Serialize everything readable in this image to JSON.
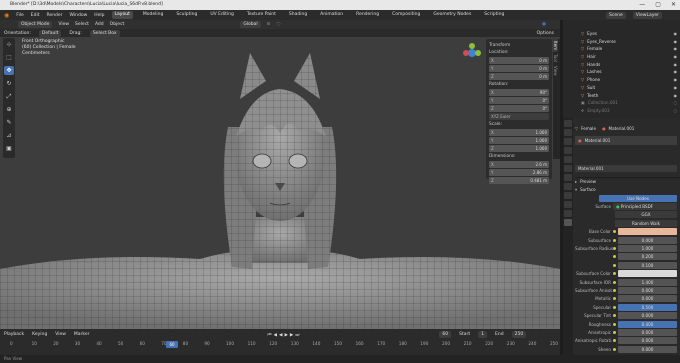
{
  "window": {
    "title": "Blender* [D:\\3d\\Models\\Characters\\Lucia\\Lucia\\lucia_S6dP.v8.blend]",
    "controls": [
      "—",
      "▢",
      "✕"
    ]
  },
  "menu": {
    "items": [
      "File",
      "Edit",
      "Render",
      "Window",
      "Help"
    ],
    "workspaces": [
      "Layout",
      "Modeling",
      "Sculpting",
      "UV Editing",
      "Texture Paint",
      "Shading",
      "Animation",
      "Rendering",
      "Compositing",
      "Geometry Nodes",
      "Scripting"
    ],
    "active_workspace": "Layout",
    "scene_label": "Scene",
    "view_layer_label": "ViewLayer"
  },
  "viewport_header": {
    "mode": "Object Mode",
    "menus": [
      "View",
      "Select",
      "Add",
      "Object"
    ],
    "orientation": "Global",
    "orientation_label": "Orientation:",
    "orientation_value": "Default",
    "drag_label": "Drag:",
    "drag_value": "Select Box",
    "options": "Options"
  },
  "viewport_info": {
    "line1": "Front Orthographic",
    "line2": "(60) Collection | Female",
    "line3": "Centimeters"
  },
  "toolbar": {
    "tools": [
      "cursor",
      "select",
      "move",
      "rotate",
      "scale",
      "transform",
      "annotate",
      "measure",
      "add-cube"
    ],
    "active_tool_index": 2
  },
  "transform_panel": {
    "header": "Transform",
    "location_label": "Location:",
    "location": [
      {
        "axis": "X",
        "value": "0 m"
      },
      {
        "axis": "Y",
        "value": "0 m"
      },
      {
        "axis": "Z",
        "value": "0 m"
      }
    ],
    "rotation_label": "Rotation:",
    "rotation": [
      {
        "axis": "X",
        "value": "90°"
      },
      {
        "axis": "Y",
        "value": "0°"
      },
      {
        "axis": "Z",
        "value": "0°"
      }
    ],
    "rotation_mode": "XYZ Euler",
    "scale_label": "Scale:",
    "scale": [
      {
        "axis": "X",
        "value": "1.000"
      },
      {
        "axis": "Y",
        "value": "1.000"
      },
      {
        "axis": "Z",
        "value": "1.000"
      }
    ],
    "dimensions_label": "Dimensions:",
    "dimensions": [
      {
        "axis": "X",
        "value": "2.6 m"
      },
      {
        "axis": "Y",
        "value": "2.86 m"
      },
      {
        "axis": "Z",
        "value": "0.481 m"
      }
    ],
    "tabs": [
      "Item",
      "Tool",
      "View"
    ]
  },
  "outliner": {
    "items": [
      "Eyes",
      "Eyes_Reverse",
      "Female",
      "Hair",
      "Hands",
      "Lashes",
      "Phone",
      "Suit",
      "Teeth",
      "Collection.001",
      "Empty.003"
    ]
  },
  "properties": {
    "object_name": "Female",
    "material_name": "Material.001",
    "material_slot": "Material.001",
    "section_preview": "Preview",
    "section_surface": "Surface",
    "use_nodes": "Use Nodes",
    "surface_label": "Surface",
    "surface_value": "Principled BSDF",
    "distribution": "GGX",
    "subsurface_method": "Random Walk",
    "rows": [
      {
        "label": "Base Color",
        "value": "",
        "kind": "swatch"
      },
      {
        "label": "Subsurface",
        "value": "0.000",
        "kind": "field"
      },
      {
        "label": "Subsurface Radius",
        "value": "1.000",
        "kind": "field"
      },
      {
        "label": "",
        "value": "0.200",
        "kind": "field"
      },
      {
        "label": "",
        "value": "0.100",
        "kind": "field"
      },
      {
        "label": "Subsurface Color",
        "value": "",
        "kind": "white"
      },
      {
        "label": "Subsurface IOR",
        "value": "1.400",
        "kind": "field"
      },
      {
        "label": "Subsurface Anisot...",
        "value": "0.000",
        "kind": "field"
      },
      {
        "label": "Metallic",
        "value": "0.000",
        "kind": "field"
      },
      {
        "label": "Specular",
        "value": "0.500",
        "kind": "blue"
      },
      {
        "label": "Specular Tint",
        "value": "0.000",
        "kind": "field"
      },
      {
        "label": "Roughness",
        "value": "0.400",
        "kind": "blue"
      },
      {
        "label": "Anisotropic",
        "value": "0.000",
        "kind": "field"
      },
      {
        "label": "Anisotropic Rotati...",
        "value": "0.000",
        "kind": "field"
      },
      {
        "label": "Sheen",
        "value": "0.000",
        "kind": "field"
      }
    ]
  },
  "timeline": {
    "menus": [
      "Playback",
      "Keying",
      "View",
      "Marker"
    ],
    "current_frame": "60",
    "start_label": "Start",
    "start_value": "1",
    "end_label": "End",
    "end_value": "250",
    "ticks": [
      "0",
      "10",
      "20",
      "30",
      "40",
      "50",
      "60",
      "70",
      "80",
      "90",
      "100",
      "110",
      "120",
      "130",
      "140",
      "150",
      "160",
      "170",
      "180",
      "190",
      "200",
      "210",
      "220",
      "230",
      "240",
      "250"
    ]
  },
  "status": {
    "text": "Pan View"
  }
}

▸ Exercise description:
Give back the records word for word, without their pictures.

▸ Solution:
Serialize everything readable in this image to JSON.
{
  "window": {
    "title": "Blender* [D:\\3d\\Models\\Characters\\Lucia\\Lucia\\lucia_S6dP.v8.blend]",
    "controls": [
      "—",
      "▢",
      "✕"
    ]
  },
  "menu": {
    "items": [
      "File",
      "Edit",
      "Render",
      "Window",
      "Help"
    ],
    "workspaces": [
      "Layout",
      "Modeling",
      "Sculpting",
      "UV Editing",
      "Texture Paint",
      "Shading",
      "Animation",
      "Rendering",
      "Compositing",
      "Geometry Nodes",
      "Scripting"
    ],
    "active_workspace": "Layout",
    "scene_label": "Scene",
    "view_layer_label": "ViewLayer"
  },
  "viewport_header": {
    "mode": "Object Mode",
    "menus": [
      "View",
      "Select",
      "Add",
      "Object"
    ],
    "orientation": "Global",
    "orientation_label": "Orientation:",
    "orientation_value": "Default",
    "drag_label": "Drag:",
    "drag_value": "Select Box",
    "options": "Options"
  },
  "viewport_info": {
    "line1": "Front Orthographic",
    "line2": "(60) Collection | Female",
    "line3": "Centimeters"
  },
  "toolbar": {
    "tools": [
      "cursor",
      "select",
      "move",
      "rotate",
      "scale",
      "transform",
      "annotate",
      "measure",
      "add-cube"
    ],
    "active_tool_index": 2
  },
  "transform_panel": {
    "header": "Transform",
    "location_label": "Location:",
    "location": [
      {
        "axis": "X",
        "value": "0 m"
      },
      {
        "axis": "Y",
        "value": "0 m"
      },
      {
        "axis": "Z",
        "value": "0 m"
      }
    ],
    "rotation_label": "Rotation:",
    "rotation": [
      {
        "axis": "X",
        "value": "90°"
      },
      {
        "axis": "Y",
        "value": "0°"
      },
      {
        "axis": "Z",
        "value": "0°"
      }
    ],
    "rotation_mode": "XYZ Euler",
    "scale_label": "Scale:",
    "scale": [
      {
        "axis": "X",
        "value": "1.000"
      },
      {
        "axis": "Y",
        "value": "1.000"
      },
      {
        "axis": "Z",
        "value": "1.000"
      }
    ],
    "dimensions_label": "Dimensions:",
    "dimensions": [
      {
        "axis": "X",
        "value": "2.6 m"
      },
      {
        "axis": "Y",
        "value": "2.86 m"
      },
      {
        "axis": "Z",
        "value": "0.481 m"
      }
    ],
    "tabs": [
      "Item",
      "Tool",
      "View"
    ]
  },
  "outliner": {
    "items": [
      "Eyes",
      "Eyes_Reverse",
      "Female",
      "Hair",
      "Hands",
      "Lashes",
      "Phone",
      "Suit",
      "Teeth",
      "Collection.001",
      "Empty.003"
    ]
  },
  "properties": {
    "object_name": "Female",
    "material_name": "Material.001",
    "material_slot": "Material.001",
    "section_preview": "Preview",
    "section_surface": "Surface",
    "use_nodes": "Use Nodes",
    "surface_label": "Surface",
    "surface_value": "Principled BSDF",
    "distribution": "GGX",
    "subsurface_method": "Random Walk",
    "rows": [
      {
        "label": "Base Color",
        "value": "",
        "kind": "swatch"
      },
      {
        "label": "Subsurface",
        "value": "0.000",
        "kind": "field"
      },
      {
        "label": "Subsurface Radius",
        "value": "1.000",
        "kind": "field"
      },
      {
        "label": "",
        "value": "0.200",
        "kind": "field"
      },
      {
        "label": "",
        "value": "0.100",
        "kind": "field"
      },
      {
        "label": "Subsurface Color",
        "value": "",
        "kind": "white"
      },
      {
        "label": "Subsurface IOR",
        "value": "1.400",
        "kind": "field"
      },
      {
        "label": "Subsurface Anisot...",
        "value": "0.000",
        "kind": "field"
      },
      {
        "label": "Metallic",
        "value": "0.000",
        "kind": "field"
      },
      {
        "label": "Specular",
        "value": "0.500",
        "kind": "blue"
      },
      {
        "label": "Specular Tint",
        "value": "0.000",
        "kind": "field"
      },
      {
        "label": "Roughness",
        "value": "0.400",
        "kind": "blue"
      },
      {
        "label": "Anisotropic",
        "value": "0.000",
        "kind": "field"
      },
      {
        "label": "Anisotropic Rotati...",
        "value": "0.000",
        "kind": "field"
      },
      {
        "label": "Sheen",
        "value": "0.000",
        "kind": "field"
      }
    ]
  },
  "timeline": {
    "menus": [
      "Playback",
      "Keying",
      "View",
      "Marker"
    ],
    "current_frame": "60",
    "start_label": "Start",
    "start_value": "1",
    "end_label": "End",
    "end_value": "250",
    "ticks": [
      "0",
      "10",
      "20",
      "30",
      "40",
      "50",
      "60",
      "70",
      "80",
      "90",
      "100",
      "110",
      "120",
      "130",
      "140",
      "150",
      "160",
      "170",
      "180",
      "190",
      "200",
      "210",
      "220",
      "230",
      "240",
      "250"
    ]
  },
  "status": {
    "text": "Pan View"
  }
}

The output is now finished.